* _What you have to do_:
Copy out all lines from the material that contain the string "data".

· · · ·

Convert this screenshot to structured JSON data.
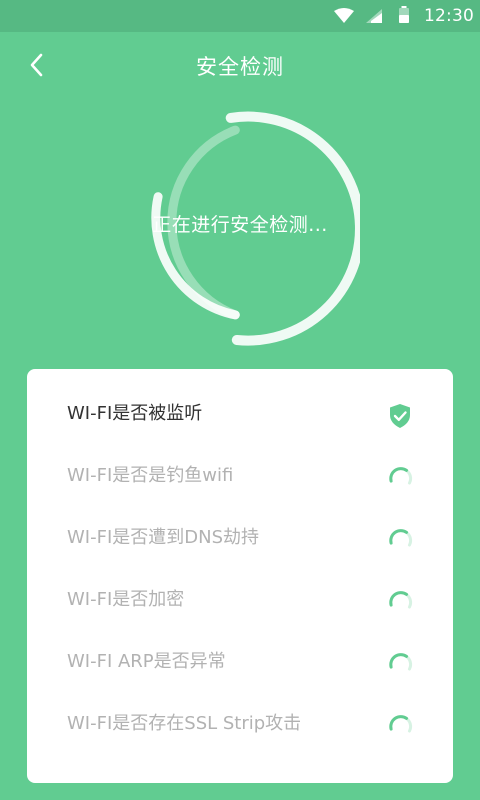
{
  "status_bar": {
    "time": "12:30",
    "icons": [
      "wifi-icon",
      "signal-icon",
      "battery-icon"
    ]
  },
  "header": {
    "title": "安全检测",
    "back_icon": "chevron-left-icon"
  },
  "scan": {
    "status_text": "正在进行安全检测..."
  },
  "checks": [
    {
      "label": "WI-FI是否被监听",
      "state": "done",
      "icon": "shield-check-icon"
    },
    {
      "label": "WI-FI是否是钓鱼wifi",
      "state": "scanning",
      "icon": "spinner-icon"
    },
    {
      "label": "WI-FI是否遭到DNS劫持",
      "state": "scanning",
      "icon": "spinner-icon"
    },
    {
      "label": "WI-FI是否加密",
      "state": "scanning",
      "icon": "spinner-icon"
    },
    {
      "label": "WI-FI ARP是否异常",
      "state": "scanning",
      "icon": "spinner-icon"
    },
    {
      "label": "WI-FI是否存在SSL Strip攻击",
      "state": "scanning",
      "icon": "spinner-icon"
    }
  ],
  "colors": {
    "background": "#61cc91",
    "status_bar": "#56b983",
    "card": "#ffffff",
    "done_text": "#333333",
    "pending_text": "#b2b2b2",
    "accent": "#61cc91"
  }
}
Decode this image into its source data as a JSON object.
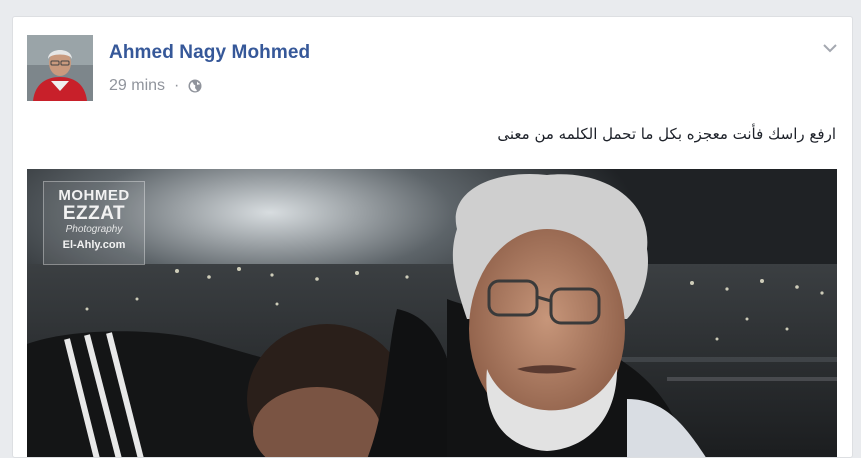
{
  "post": {
    "author_name": "Ahmed Nagy Mohmed",
    "timestamp": "29 mins",
    "separator": "·",
    "privacy_icon": "globe-icon",
    "menu_icon": "chevron-down-icon",
    "text": "ارفع راسك فأنت معجزه بكل ما تحمل الكلمه من معنى",
    "colors": {
      "author_link": "#365899",
      "meta": "#90949c",
      "body_text": "#1d2129",
      "page_bg": "#e9ebee"
    }
  },
  "photo": {
    "watermark": {
      "line1": "MOHMED",
      "line2": "EZZAT",
      "line3": "Photography",
      "line4": "El-Ahly.com"
    }
  }
}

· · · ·

* _Your response_:
Convert this screenshot to structured JSON data.
Decode this image into its source data as a JSON object.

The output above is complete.